keep your bones strong and healthy
Watch a video about what the kidneys do .
Each of your kidneys is made up of about a million filtering units called nephrons. Each nephron includes a filter, called the glomerulus, and a tubule. The nephrons work through a two-step process: the glomerulus filters your blood, and the tubule returns needed substances to your blood and removes wastes.
Drawing of a nephron showing that a blood vessel from the renal artery leads to the glomerulus before branching across the u-shaped tubule and leading to the renal vein.
Each nephron has a glomerulus to filter your blood and a tubule that returns needed substances to your blood and pulls out additional wastes. Wastes and extra water become urine.
The glomerulus filters your blood
As blood flows into each nephron, it enters a cluster of tiny blood vessels—the glomerulus. The thin walls of the glomerulus allow smaller molecules, wastes, and fluid—mostly water—to pass into the tubule. Larger molecules, such as proteins and blood cells, stay in the blood vessel.
The tubule returns needed substances to your blood and removes wastes
A blood vessel runs alongside the tubule. As the filtered fluid moves along the tubule, the blood vessel reabsorbs almost all of the water, along with minerals and nutrients your body needs. The tubule helps remove excess acid from the blood. The remaining fluid and wastes in the tubule become urine.
Blood flows into your kidney through the renal artery. This large blood vessel branches into smaller and smaller blood vessels until the blood reaches the nephrons. In the nephron, your blood is filtered by the tiny blood vessels of the glomeruli and then flows out of your kidney through the renal vein.
Your blood circulates through your kidneys many times a day.

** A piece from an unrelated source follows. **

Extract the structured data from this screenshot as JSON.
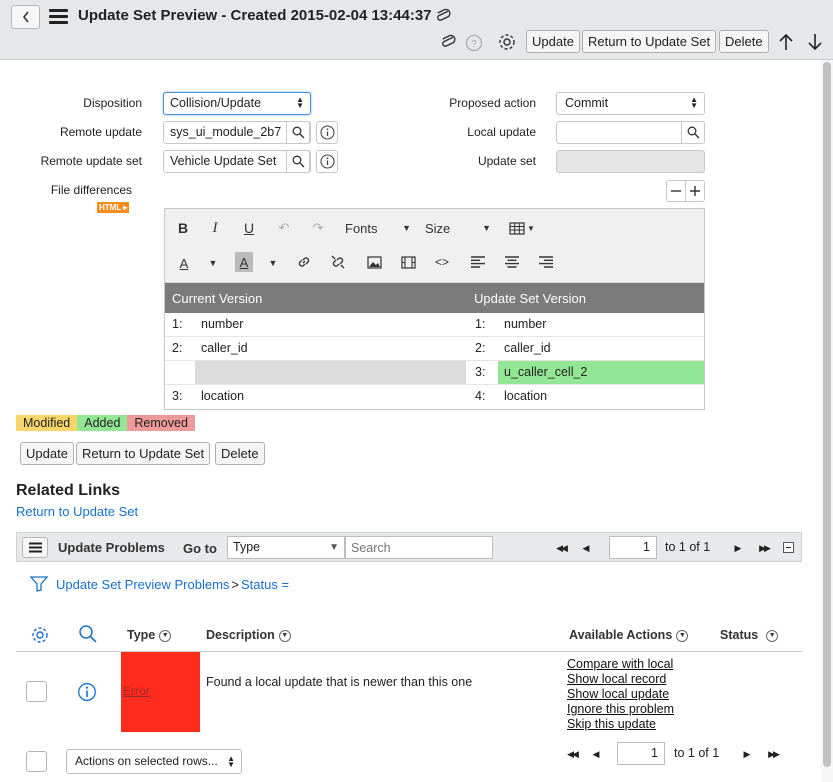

In a single day, your kidneys filter about 150 quarts of blood. Most of the water and other substances that filter through your glomeruli are returned to your blood by the tubules. Only 1 to 2 quarts become urine.

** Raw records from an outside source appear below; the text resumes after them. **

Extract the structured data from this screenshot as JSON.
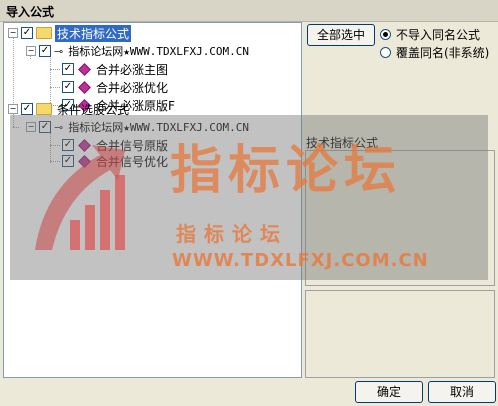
{
  "window": {
    "title": "导入公式"
  },
  "tree": {
    "group1": {
      "label": "技术指标公式",
      "child": {
        "label": "指标论坛网★WWW.TDXLFXJ.COM.CN",
        "items": [
          "合并必涨主图",
          "合并必涨优化",
          "合并必涨原版F"
        ]
      }
    },
    "group2": {
      "label": "条件选股公式",
      "child": {
        "label": "指标论坛网★WWW.TDXLFXJ.COM.CN",
        "items": [
          "合并信号原版",
          "合并信号优化"
        ]
      }
    }
  },
  "options": {
    "select_all": "全部选中",
    "radio1": "不导入同名公式",
    "radio2": "覆盖同名(非系统)"
  },
  "detail": {
    "label": "技术指标公式"
  },
  "watermark": {
    "big": "指标论坛",
    "mid": "指标论坛",
    "url": "WWW.TDXLFXJ.COM.CN"
  },
  "buttons": {
    "ok": "确定",
    "cancel": "取消"
  },
  "colors": {
    "selection": "#316ac5",
    "watermark": "#e6783c",
    "accent_border": "#003c74"
  }
}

Drawing of one kidney with the artery bringing in blood with wastes, a vein carrying the filtered blood out of the kidney, and the ureter carrying wastes (urine) to the bladder.
Blood flows into your kidneys through the renal artery and exits through the renal vein. Your ureter carries urine from the kidney to your bladder.
The National Institute of Diabetes and Digestive and Kidney Diseases (NIDDK) and other components of the National Institutes of Health (NIH) conduct and support research into many diseases and conditions.
Clinical trials are part of clinical research and at the heart of all medical advances. Clinical trials look at new ways to prevent, detect, or treat disease. Researchers also use clinical trials to look at other aspects of care, such as improving the quality of life for people with chronic illnesses. Find out if clinical trials are right for you .